I had previously peeled the red cover back, and everything looks spotless! Yes, the battery being mounted sideways is extremely annoying. I will double check tonight when I return home that all these areas are clean, and also check out a “test light probe” Thank you very much for all the suggestions, i’ll report back with any new info!

I suggest you clean all the connections using a fine wire brush even if they, “look okay”.

I definitely will. I’m also going to see if I can pick up one of these “test light probes” you mentioned, are they fairly simple to figure out?

Does this Cadillac use the junction terminal located near the battery positive terminal? If so, maybe the connection there is poor. All electrical power except the starter motor windings go through those terminals and those can cause a fine one minute, everything stone dead the next type of problem.

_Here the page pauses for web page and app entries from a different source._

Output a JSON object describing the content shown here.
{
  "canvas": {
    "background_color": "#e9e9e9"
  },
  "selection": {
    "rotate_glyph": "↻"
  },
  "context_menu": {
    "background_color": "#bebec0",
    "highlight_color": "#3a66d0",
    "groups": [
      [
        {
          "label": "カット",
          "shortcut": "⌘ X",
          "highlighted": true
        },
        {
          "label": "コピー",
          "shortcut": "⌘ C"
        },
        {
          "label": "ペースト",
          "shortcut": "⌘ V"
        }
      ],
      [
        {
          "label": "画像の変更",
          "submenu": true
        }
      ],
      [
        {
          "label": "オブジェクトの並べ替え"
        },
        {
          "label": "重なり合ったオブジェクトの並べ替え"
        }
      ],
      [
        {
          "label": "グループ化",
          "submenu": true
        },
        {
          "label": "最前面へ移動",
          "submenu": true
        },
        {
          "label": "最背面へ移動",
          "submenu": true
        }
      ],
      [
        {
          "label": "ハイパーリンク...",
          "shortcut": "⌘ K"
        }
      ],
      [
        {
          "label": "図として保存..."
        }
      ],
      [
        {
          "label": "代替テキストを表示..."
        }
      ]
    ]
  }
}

It may even correct itself as a poor connection may come and go depending upon the temps.

To be honest, I’m not sure. I’ll have to check when I get home. I’m assuming it has to be some sort of poor connection which is sometimes making contact, sometimes not (depending on temps as you stated)

Tester…That is True…I’m really not sure if power for interior lights is fed to the ignition harness and switch before getting to the lights its possible that it lies between the fuse panel. Hell its something to look into esp since the ignition switch is associated with the delayed Off feature of the interior lights and radio (I BELIEVE) not certain but its not out of the line of diagnostic reasoning here. Plus the vehicle shut down as though the key was turned off at the igniton…which got me more suspicious of the ignition switch. Unless the shutdown was on purpose via the Security System…again ignition switch area. Anywho…the switch was something to quickly investigate…not spend all your money, or bet the farm on.

I hope that when the OP reads our or my suggestions that they use them exactly as that…“A Suggestion” Something to look into… Wont be too hard, or take too long to quickly sniff round that ignition switch. Which will lead to a Relay for the power of the interior…or Visa Versa? I dunno, just some shite to look into. I’m not sure how that “Delay Off Power” function actually works but I’m fairly certain the ignition switch has a part to play in that…since the delay off timer doesn’t begin counting down until the key is in the Off position and also removed I believe. How Cant the ignition switch be involved in that feature?

You cant bet the farm on any of us here UNLESS we say we are Absolutely Positive of what is wrong…which happens sometimes, but will be a rare occurrence while we try to help via the internet with no vehicle nearby for us to Hear, See, Smell…etc… LOL


You do realize that I have access to factory wiring diagrams?

I always look at those first when someone has an electrical problem before I provide a possible cause for the problem.


Test light probes are the easiest power devices to use. You connect the clip lead of the tester to a good ground point and you touch the probe end to the area you want to check for power. The light turns on when you have found a tie point to power. No power, no light. It’s that simple.

Oh well that’s definitely a good thing. Sorry I was just thinking out loud trying to help here without wiring diagrams handy. If the ignition switch is out of the mix…its out… Sounds good to me.


The junction terminal is usually located on the chassis next to the battery positive terminal. The heaviest battery cable will run to the starter motor; the next heaviest will run to the junction and the terminal may look something like this but with a cover over it.

SAABs also use them and can also be a fine one minute, dead as a mausoleum the next minute.

If you have a heavy keychain, more than 4 or 5 keys, I might be looking at the ignition switch.